◆ **EXERCISE DETAILS**: Would you please copy each line of the listing that mentions "screenshot"?
= = = = =
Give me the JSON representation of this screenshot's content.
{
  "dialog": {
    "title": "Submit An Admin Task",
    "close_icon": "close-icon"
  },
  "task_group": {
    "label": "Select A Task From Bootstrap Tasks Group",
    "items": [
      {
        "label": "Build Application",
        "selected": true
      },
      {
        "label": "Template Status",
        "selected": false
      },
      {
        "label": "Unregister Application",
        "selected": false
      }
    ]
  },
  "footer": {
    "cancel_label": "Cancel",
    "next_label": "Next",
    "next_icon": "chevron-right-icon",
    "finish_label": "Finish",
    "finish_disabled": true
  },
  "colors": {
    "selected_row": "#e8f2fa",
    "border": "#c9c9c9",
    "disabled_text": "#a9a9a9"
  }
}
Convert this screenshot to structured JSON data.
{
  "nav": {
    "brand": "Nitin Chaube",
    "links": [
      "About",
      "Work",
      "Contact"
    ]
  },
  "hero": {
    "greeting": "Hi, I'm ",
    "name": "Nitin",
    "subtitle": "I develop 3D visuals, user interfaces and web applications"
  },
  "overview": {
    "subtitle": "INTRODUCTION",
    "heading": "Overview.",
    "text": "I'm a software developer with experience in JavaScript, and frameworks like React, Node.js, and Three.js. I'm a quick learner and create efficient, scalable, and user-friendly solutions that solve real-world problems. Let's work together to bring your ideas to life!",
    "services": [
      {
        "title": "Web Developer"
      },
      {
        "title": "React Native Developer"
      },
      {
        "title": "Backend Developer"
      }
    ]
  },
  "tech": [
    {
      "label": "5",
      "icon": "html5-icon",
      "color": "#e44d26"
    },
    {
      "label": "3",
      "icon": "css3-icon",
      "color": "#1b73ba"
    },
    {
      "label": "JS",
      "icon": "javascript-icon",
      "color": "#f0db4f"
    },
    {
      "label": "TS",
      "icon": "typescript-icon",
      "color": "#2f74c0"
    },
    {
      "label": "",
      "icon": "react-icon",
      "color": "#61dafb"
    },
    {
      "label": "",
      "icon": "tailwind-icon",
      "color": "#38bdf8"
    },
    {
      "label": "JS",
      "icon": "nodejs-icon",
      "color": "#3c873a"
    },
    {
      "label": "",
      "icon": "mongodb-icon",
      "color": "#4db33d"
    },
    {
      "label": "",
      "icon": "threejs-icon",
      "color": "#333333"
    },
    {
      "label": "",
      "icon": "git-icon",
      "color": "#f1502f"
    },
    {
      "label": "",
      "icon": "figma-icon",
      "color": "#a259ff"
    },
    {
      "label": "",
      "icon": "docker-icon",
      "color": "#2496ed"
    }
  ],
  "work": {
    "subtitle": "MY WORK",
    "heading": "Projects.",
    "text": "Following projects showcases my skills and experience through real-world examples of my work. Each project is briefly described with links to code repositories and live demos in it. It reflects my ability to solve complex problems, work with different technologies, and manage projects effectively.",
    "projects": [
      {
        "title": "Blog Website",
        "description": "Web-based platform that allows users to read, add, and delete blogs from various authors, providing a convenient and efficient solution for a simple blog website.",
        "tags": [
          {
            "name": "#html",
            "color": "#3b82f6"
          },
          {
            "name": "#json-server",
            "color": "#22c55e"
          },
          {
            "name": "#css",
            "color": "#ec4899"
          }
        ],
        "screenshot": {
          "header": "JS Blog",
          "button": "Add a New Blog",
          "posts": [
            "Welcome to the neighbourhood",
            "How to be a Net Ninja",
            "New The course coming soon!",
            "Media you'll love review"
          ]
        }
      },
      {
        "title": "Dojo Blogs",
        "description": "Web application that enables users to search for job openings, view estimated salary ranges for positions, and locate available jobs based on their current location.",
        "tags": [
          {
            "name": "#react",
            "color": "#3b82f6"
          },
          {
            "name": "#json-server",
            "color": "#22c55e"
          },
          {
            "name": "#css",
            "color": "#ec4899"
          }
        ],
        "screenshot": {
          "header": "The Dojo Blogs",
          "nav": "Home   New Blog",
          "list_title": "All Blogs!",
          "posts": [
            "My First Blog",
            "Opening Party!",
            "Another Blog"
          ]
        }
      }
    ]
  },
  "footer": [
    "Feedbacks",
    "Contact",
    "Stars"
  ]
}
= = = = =
◆ **WRITTEN ANSWER**:
Give me the JSON representation of this screenshot's content.
Convert this screenshot to structured JSON data.
        "screenshot": {
        "screenshot": {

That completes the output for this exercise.